REACTIONS OF BEGINNING PSYCHOTHERAPISTS TO PREMATURE TERMINATIONS OF CLIENTS

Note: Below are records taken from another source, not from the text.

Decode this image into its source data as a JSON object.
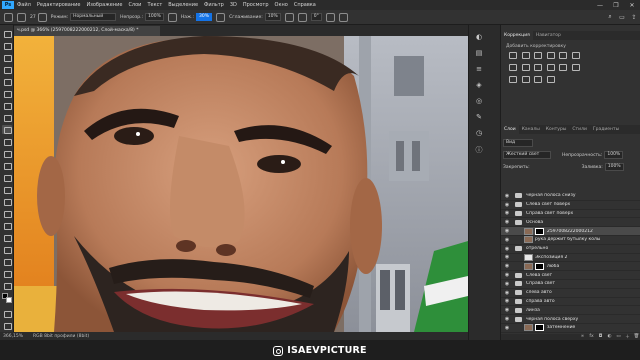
{
  "app": {
    "logo": "Ps"
  },
  "menu": [
    "Файл",
    "Редактирование",
    "Изображение",
    "Слои",
    "Текст",
    "Выделение",
    "Фильтр",
    "3D",
    "Просмотр",
    "Окно",
    "Справка"
  ],
  "window_controls": [
    "—",
    "❐",
    "✕"
  ],
  "options_bar": {
    "brush_size": "27",
    "mode_label": "Режим:",
    "mode_value": "Нормальный",
    "opacity_label": "Непрозр.:",
    "opacity_value": "100%",
    "flow_label": "Наж.:",
    "flow_value": "30%",
    "smoothing_label": "Сглаживание:",
    "smoothing_value": "10%",
    "angle_value": "0°"
  },
  "document": {
    "tab_title": "ч.psd @ 366% (2597008222000212, Слой-маска/8) *"
  },
  "status": {
    "zoom": "366,15%",
    "info": "RGB 8bit профили (8bit)"
  },
  "icon_strip": [
    "adjustments-icon",
    "libraries-icon",
    "properties-icon",
    "layers-icon",
    "channels-icon",
    "paths-icon",
    "history-icon",
    "info-icon"
  ],
  "adjustments_panel": {
    "tabs": [
      "Коррекция",
      "Навигатор"
    ],
    "title": "Добавить корректировку",
    "icons": [
      "brightness-icon",
      "levels-icon",
      "curves-icon",
      "exposure-icon",
      "vibrance-icon",
      "hue-sat-icon",
      "color-balance-icon",
      "bw-icon",
      "photo-filter-icon",
      "channel-mixer-icon",
      "color-lookup-icon",
      "invert-icon",
      "posterize-icon",
      "threshold-icon",
      "gradient-map-icon",
      "selective-color-icon"
    ]
  },
  "layers_panel": {
    "tabs": [
      "Слои",
      "Каналы",
      "Контуры",
      "Стили",
      "Градиенты"
    ],
    "filter_label": "Вид",
    "blend_mode": "Жесткий свет",
    "opacity_label": "Непрозрачность:",
    "opacity_value": "100%",
    "lock_label": "Закрепить:",
    "fill_label": "Заливка:",
    "fill_value": "100%",
    "layers": [
      {
        "name": "черная полоса снизу",
        "kind": "folder",
        "selected": false
      },
      {
        "name": "Слева свет поверх",
        "kind": "folder",
        "selected": false
      },
      {
        "name": "Справа свет поверх",
        "kind": "folder",
        "selected": false
      },
      {
        "name": "Основа",
        "kind": "folder",
        "selected": false
      },
      {
        "name": "2597008222000212",
        "kind": "masked",
        "selected": true
      },
      {
        "name": "рука держит бутылку колы",
        "kind": "layer",
        "selected": false
      },
      {
        "name": "отрельно",
        "kind": "folder",
        "selected": false
      },
      {
        "name": "Экспозиция 2",
        "kind": "adjust",
        "selected": false
      },
      {
        "name": "люба",
        "kind": "masked",
        "selected": false
      },
      {
        "name": "Слева свет",
        "kind": "folder",
        "selected": false
      },
      {
        "name": "Справа свет",
        "kind": "folder",
        "selected": false
      },
      {
        "name": "слева авто",
        "kind": "folder",
        "selected": false
      },
      {
        "name": "справа авто",
        "kind": "folder",
        "selected": false
      },
      {
        "name": "линза",
        "kind": "folder",
        "selected": false
      },
      {
        "name": "черная полоса сверху",
        "kind": "folder",
        "selected": false
      },
      {
        "name": "затемнение",
        "kind": "masked",
        "selected": false
      }
    ]
  },
  "overlay": {
    "handle": "ISAEVPICTURE"
  }
}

The purpose of this study was to explore the reactions of beginning psychotherapists to the premature and abrupt termination of a client from psychotherapy. The self-esteem levels of the subjects were examined in relation to their tendency to make internal or external attributions of causality for the termination of their clients. The concept of attribution was considered particularly applicable because attributional inferences are typically made following events which like premature termination are unexpected and characterized by a perception of failure. Self-esteem literature suggests that the differing defensive styles of high and low self-esteem individuals are related to attributional tendency following a failure situation. The operative hypothesis was that the subject's attribution of causality, that is, whether the subjects viewed the termination as having to do with factors internal or external to himself as therapist would be related to the subject's level of self-esteem. Since self-esteem literature posits two types of high self-esteem, a second hypothesis was that a relationship would exist between defensive high self-esteem, genuine high self-esteem and low self-esteem, and the therapist's direction of attribution. The 20 subjects were graduate students in doctoral and masters level programs in clinical and counseling psychology. The self-esteem and defensiveness measures were derived from the Tennessee Self-Concept Scale. The attributional data was derived from a semistructured interview which ascertained to what extent the therapist perceived the premature termination of the client as being related to internal, personal characteristics. The responses were rated on a one to five continuum of internal to external attribution of causality. The Fisher Exact Probability Scale was applied to the first hypothesis. Although subjects with low levels of self-esteem tended to be more internal in their attributions than subjects with high levels of self-esteem, the results failed to achieve significance. Chi-Squares were calculated between each of the three variables of the study taken two at a time. The results showed no relationship between attribution and self-esteem, attribution and defensiveness, or self-esteem and defensiveness.